Is there anything new within the current situation that you hope will continue after we return to campus? Academia accounted for a big carbon footprint pre-covid. We’ve learnt to conduct effective meetings online, broadcast webinar educational events and virtual conferences. It would be really good if that could continue, some of the time, after full return to campus.
Do you miss the campus you work on? I’ve been in Ninewells and on campus most of the time, but I do miss face-to-face lab group discussions.
Campus hotspot? Ninewells!
Is there someone at the University who inspires you? Doreen Cantrell. She’s super-clever, a formidable scientist, an inspirational role model and yet genuinely kind and encouraging.

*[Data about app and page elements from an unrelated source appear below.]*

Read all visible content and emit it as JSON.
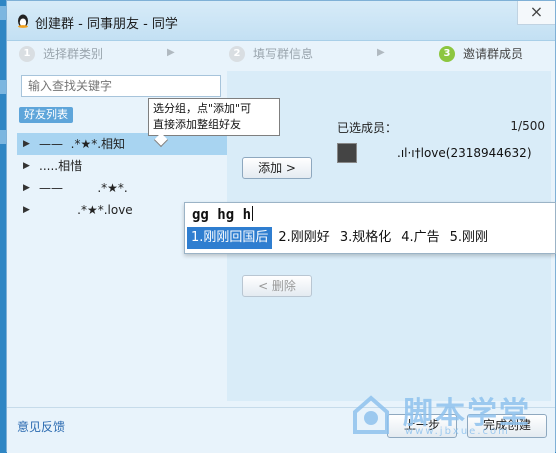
{
  "window": {
    "title": "创建群 - 同事朋友 - 同学",
    "close_glyph": "×"
  },
  "steps": [
    {
      "num": "1",
      "label": "选择群类别"
    },
    {
      "num": "2",
      "label": "填写群信息"
    },
    {
      "num": "3",
      "label": "邀请群成员"
    }
  ],
  "step_arrow": "▶",
  "search": {
    "placeholder": "输入查找关键字"
  },
  "friend_list_tag": "好友列表",
  "tooltip": {
    "line1": "选分组，点\"添加\"可",
    "line2": "直接添加整组好友"
  },
  "groups": [
    {
      "label": "——  .*★*.相知",
      "selected": true
    },
    {
      "label": ".....相惜",
      "selected": false
    },
    {
      "label": "——         .*★*.",
      "selected": false
    },
    {
      "label": "          .*★*.love",
      "selected": false
    }
  ],
  "expand_glyph": "▶",
  "buttons": {
    "add": "添加 >",
    "remove": "< 删除",
    "prev": "上一步",
    "finish": "完成创建"
  },
  "selected_members": {
    "label": "已选成员：",
    "count": "1/500",
    "members": [
      {
        "name": ".ıl·ı†love(2318944632)"
      }
    ]
  },
  "ime": {
    "input": "gg hg h",
    "candidates": [
      "1.刚刚回国后",
      "2.刚刚好",
      "3.规格化",
      "4.广告",
      "5.刚刚"
    ]
  },
  "feedback_link": "意见反馈",
  "watermark": {
    "text": "脚本学堂",
    "sub": "www.jbxue.com"
  },
  "colors": {
    "accent": "#2f86c4",
    "selection": "#a8d4f1",
    "step_active": "#8cc63f",
    "ime_highlight": "#2f7ed0"
  }
}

How would you describe the University of Dundee to someone who doesn’t know it? International yet proudly Scottish. Historic yet forward-thinking. Eclectic yet tenacious.
What do you do outside of work? Home life is really important to me. I am the proud owner of three teenagers (one at University of Edinburgh), a lovely husband and a black Labrador! I’m pretty fit and active. Most weekends are occupied by dog walks, cycling and perhaps a bit of gardening. I’m also an avid sports fan – particularly rugby, formula one racing and cricket. I would normally watch school/Perthshire rugby if I’m not working weekends. I’ve missed that a lot with lockdown.
Tell us something we don’t know about you? I played the bass guitar in a funk ceilidh band when I was a medical student.
Who would you invite to a dinner party? Michelle Obama, Julie Walters, Kevin Bridges and Simon Pegg,
Why Dundee? Scottish universities have a strong portfolio of reproduction research but Dundee is the place to be for male reproduction research. I wouldn’t be anywhere else!